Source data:
***
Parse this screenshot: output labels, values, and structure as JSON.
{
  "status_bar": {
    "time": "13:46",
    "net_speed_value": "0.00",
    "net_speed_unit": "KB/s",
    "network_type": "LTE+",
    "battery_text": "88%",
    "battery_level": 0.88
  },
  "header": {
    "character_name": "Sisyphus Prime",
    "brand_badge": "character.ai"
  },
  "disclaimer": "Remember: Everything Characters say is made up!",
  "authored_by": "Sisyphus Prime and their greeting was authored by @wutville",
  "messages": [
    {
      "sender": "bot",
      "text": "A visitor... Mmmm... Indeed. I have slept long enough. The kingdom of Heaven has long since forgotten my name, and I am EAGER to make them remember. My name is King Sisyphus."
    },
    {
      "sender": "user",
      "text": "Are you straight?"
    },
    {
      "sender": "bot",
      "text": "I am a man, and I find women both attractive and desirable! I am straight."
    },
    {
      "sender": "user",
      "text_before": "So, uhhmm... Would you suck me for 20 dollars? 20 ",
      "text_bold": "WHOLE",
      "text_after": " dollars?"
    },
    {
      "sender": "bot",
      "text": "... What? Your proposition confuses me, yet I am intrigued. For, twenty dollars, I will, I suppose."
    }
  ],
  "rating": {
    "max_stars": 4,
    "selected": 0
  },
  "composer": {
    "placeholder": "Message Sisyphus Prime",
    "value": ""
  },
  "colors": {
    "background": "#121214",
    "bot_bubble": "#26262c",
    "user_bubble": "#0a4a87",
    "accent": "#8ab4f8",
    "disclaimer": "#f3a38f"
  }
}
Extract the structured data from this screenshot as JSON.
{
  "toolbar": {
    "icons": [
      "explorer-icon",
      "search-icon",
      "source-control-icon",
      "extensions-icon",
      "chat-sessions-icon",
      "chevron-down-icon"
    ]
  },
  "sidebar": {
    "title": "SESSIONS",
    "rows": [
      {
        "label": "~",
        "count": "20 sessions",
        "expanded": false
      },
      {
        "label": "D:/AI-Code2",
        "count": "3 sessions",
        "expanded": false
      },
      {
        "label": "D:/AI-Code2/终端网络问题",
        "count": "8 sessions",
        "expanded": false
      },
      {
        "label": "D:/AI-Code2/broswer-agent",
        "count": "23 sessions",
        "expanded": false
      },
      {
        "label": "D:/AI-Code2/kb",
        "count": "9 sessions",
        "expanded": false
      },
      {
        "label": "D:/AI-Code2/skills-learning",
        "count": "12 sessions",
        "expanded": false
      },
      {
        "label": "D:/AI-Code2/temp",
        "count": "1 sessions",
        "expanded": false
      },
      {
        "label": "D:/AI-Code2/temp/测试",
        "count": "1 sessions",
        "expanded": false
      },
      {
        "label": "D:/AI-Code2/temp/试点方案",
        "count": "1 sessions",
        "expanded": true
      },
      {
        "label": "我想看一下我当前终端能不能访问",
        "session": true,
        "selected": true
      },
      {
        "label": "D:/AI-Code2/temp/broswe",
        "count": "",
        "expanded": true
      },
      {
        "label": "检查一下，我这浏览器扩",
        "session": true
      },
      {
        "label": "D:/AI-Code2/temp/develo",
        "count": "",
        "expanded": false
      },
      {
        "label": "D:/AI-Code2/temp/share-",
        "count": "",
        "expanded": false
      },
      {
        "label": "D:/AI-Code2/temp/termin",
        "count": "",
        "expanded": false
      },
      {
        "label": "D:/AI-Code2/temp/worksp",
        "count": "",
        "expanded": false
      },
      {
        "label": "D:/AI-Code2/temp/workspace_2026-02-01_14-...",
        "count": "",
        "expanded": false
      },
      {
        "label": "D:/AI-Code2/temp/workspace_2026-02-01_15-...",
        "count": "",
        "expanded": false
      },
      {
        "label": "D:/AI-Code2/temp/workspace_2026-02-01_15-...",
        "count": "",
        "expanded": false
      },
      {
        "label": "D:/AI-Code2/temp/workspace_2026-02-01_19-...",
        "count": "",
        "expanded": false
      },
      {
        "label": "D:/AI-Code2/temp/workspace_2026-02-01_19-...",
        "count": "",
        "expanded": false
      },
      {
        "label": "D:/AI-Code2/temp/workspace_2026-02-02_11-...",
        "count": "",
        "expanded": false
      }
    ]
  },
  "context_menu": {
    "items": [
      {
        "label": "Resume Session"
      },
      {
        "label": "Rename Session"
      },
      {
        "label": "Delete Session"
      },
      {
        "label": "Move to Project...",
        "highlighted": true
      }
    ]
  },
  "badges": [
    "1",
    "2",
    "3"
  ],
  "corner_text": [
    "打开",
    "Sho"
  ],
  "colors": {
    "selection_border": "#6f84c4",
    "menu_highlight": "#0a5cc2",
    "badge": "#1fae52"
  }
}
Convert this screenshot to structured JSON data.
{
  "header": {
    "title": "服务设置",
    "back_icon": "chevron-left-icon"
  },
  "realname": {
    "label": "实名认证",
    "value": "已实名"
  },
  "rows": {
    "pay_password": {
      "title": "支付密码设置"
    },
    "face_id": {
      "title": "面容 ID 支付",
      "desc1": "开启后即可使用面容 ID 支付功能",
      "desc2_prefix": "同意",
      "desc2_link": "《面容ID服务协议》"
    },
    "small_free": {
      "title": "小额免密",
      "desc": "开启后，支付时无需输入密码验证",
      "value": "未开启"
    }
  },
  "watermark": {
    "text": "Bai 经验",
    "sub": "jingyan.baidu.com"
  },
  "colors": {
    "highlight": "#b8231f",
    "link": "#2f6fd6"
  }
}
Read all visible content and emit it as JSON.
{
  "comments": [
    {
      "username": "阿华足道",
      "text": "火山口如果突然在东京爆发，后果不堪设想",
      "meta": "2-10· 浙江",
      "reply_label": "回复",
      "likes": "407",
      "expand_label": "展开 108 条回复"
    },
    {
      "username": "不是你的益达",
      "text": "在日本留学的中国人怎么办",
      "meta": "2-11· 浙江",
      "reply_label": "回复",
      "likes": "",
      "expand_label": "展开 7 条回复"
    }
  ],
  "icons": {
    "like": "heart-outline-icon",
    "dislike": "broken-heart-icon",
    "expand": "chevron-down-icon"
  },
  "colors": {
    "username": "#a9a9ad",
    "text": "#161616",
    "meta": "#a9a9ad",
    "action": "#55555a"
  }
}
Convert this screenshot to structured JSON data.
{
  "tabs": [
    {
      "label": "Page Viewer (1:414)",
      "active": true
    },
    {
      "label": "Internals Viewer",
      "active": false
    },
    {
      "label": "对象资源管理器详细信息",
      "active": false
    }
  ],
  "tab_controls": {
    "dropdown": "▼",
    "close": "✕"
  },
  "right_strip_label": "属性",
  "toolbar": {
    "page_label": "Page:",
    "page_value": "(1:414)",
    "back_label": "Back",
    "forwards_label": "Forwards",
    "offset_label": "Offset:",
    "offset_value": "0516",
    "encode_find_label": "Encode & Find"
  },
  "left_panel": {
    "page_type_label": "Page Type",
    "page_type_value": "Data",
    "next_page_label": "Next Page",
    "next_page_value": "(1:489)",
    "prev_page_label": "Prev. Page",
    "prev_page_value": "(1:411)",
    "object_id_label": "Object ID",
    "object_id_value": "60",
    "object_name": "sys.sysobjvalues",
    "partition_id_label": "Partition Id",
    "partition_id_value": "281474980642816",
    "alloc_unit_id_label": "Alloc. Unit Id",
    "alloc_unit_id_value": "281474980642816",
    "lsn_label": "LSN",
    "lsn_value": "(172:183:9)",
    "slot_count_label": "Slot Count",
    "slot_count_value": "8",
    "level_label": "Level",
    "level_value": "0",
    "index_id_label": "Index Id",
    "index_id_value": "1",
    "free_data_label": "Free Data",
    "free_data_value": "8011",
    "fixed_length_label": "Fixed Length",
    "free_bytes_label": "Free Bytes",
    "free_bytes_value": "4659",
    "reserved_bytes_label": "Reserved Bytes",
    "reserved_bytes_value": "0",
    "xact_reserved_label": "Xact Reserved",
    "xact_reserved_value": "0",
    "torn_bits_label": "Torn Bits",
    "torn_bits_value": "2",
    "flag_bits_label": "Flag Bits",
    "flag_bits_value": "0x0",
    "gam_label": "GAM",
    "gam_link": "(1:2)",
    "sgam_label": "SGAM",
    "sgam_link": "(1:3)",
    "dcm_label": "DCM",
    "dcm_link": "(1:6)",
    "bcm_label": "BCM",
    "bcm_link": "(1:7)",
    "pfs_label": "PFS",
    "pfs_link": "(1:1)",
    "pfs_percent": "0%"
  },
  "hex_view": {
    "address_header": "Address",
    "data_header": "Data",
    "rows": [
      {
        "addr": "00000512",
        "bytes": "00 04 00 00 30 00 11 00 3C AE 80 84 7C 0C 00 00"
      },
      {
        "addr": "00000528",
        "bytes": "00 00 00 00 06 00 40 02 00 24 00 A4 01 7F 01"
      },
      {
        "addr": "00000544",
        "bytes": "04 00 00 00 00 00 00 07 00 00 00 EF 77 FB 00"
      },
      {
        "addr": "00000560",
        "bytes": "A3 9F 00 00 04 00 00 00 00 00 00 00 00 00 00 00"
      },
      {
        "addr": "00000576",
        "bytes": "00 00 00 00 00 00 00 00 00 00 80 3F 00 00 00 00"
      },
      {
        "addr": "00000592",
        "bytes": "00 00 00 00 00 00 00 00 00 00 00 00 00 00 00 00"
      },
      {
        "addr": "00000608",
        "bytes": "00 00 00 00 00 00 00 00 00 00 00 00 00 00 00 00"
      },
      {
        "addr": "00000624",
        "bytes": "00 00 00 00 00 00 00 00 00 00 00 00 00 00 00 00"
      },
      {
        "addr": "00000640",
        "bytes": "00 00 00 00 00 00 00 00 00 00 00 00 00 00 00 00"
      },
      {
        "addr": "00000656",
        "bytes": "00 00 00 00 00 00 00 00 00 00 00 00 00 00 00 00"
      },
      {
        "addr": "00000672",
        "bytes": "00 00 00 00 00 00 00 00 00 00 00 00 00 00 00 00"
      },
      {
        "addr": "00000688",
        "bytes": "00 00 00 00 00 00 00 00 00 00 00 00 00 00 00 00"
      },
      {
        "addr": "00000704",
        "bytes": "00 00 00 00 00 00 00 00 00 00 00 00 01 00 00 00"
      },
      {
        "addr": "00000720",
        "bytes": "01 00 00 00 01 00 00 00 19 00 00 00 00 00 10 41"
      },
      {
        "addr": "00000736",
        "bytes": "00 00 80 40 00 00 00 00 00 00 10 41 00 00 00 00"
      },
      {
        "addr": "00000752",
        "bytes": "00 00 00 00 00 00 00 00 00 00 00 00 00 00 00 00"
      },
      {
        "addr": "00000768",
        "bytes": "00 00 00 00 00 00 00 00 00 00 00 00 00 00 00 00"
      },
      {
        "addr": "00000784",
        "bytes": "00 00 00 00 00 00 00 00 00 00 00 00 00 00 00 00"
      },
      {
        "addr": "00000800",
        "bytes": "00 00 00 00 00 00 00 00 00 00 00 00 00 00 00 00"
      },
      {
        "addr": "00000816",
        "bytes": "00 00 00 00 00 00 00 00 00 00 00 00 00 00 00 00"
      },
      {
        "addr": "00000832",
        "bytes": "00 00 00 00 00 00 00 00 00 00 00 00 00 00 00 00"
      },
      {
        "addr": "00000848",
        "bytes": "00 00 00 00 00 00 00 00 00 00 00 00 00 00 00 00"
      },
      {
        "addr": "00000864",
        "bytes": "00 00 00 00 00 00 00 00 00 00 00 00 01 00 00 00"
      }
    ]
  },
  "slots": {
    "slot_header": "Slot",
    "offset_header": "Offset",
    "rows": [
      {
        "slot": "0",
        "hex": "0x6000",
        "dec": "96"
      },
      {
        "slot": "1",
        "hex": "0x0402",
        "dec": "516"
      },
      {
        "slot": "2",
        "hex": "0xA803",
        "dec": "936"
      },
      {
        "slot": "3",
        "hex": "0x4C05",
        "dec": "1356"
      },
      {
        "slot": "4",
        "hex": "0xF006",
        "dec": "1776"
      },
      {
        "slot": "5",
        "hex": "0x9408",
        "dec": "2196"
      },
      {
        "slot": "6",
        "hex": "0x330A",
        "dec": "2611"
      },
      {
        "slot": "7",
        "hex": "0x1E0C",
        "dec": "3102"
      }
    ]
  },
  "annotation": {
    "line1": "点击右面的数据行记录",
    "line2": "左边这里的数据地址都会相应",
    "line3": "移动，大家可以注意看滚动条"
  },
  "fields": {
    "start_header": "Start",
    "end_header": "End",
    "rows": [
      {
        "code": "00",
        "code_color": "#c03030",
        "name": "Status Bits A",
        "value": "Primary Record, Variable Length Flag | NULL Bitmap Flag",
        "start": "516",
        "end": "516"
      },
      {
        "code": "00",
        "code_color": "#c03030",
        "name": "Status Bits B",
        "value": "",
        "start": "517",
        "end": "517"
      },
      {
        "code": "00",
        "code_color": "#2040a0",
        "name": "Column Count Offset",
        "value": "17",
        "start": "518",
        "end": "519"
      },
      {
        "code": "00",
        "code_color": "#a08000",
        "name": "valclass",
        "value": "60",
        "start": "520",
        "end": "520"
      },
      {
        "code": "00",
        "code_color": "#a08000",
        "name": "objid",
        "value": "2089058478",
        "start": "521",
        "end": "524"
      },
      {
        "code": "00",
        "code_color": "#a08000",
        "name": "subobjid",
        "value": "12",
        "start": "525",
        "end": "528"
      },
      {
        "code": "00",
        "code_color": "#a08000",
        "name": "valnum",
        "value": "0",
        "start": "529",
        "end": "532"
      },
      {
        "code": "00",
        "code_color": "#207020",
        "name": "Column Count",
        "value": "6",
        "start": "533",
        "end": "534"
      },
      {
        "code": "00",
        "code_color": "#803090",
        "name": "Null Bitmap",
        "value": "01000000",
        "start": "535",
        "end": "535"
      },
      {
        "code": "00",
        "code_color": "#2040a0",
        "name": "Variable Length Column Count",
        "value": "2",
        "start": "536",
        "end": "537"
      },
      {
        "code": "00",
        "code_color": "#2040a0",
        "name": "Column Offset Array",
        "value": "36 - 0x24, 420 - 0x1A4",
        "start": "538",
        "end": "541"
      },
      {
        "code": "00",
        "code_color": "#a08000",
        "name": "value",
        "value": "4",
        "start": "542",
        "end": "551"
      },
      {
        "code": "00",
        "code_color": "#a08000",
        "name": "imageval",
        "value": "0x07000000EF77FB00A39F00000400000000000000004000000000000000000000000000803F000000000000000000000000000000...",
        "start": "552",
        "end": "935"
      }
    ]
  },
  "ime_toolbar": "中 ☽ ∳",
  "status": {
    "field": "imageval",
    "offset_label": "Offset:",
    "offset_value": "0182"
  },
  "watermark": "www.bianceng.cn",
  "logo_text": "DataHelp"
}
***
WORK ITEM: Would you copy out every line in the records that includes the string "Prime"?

THE ANSWER:
    "character_name": "Sisyphus Prime",
  "authored_by": "Sisyphus Prime and their greeting was authored by @wutville",
    "placeholder": "Message Sisyphus Prime",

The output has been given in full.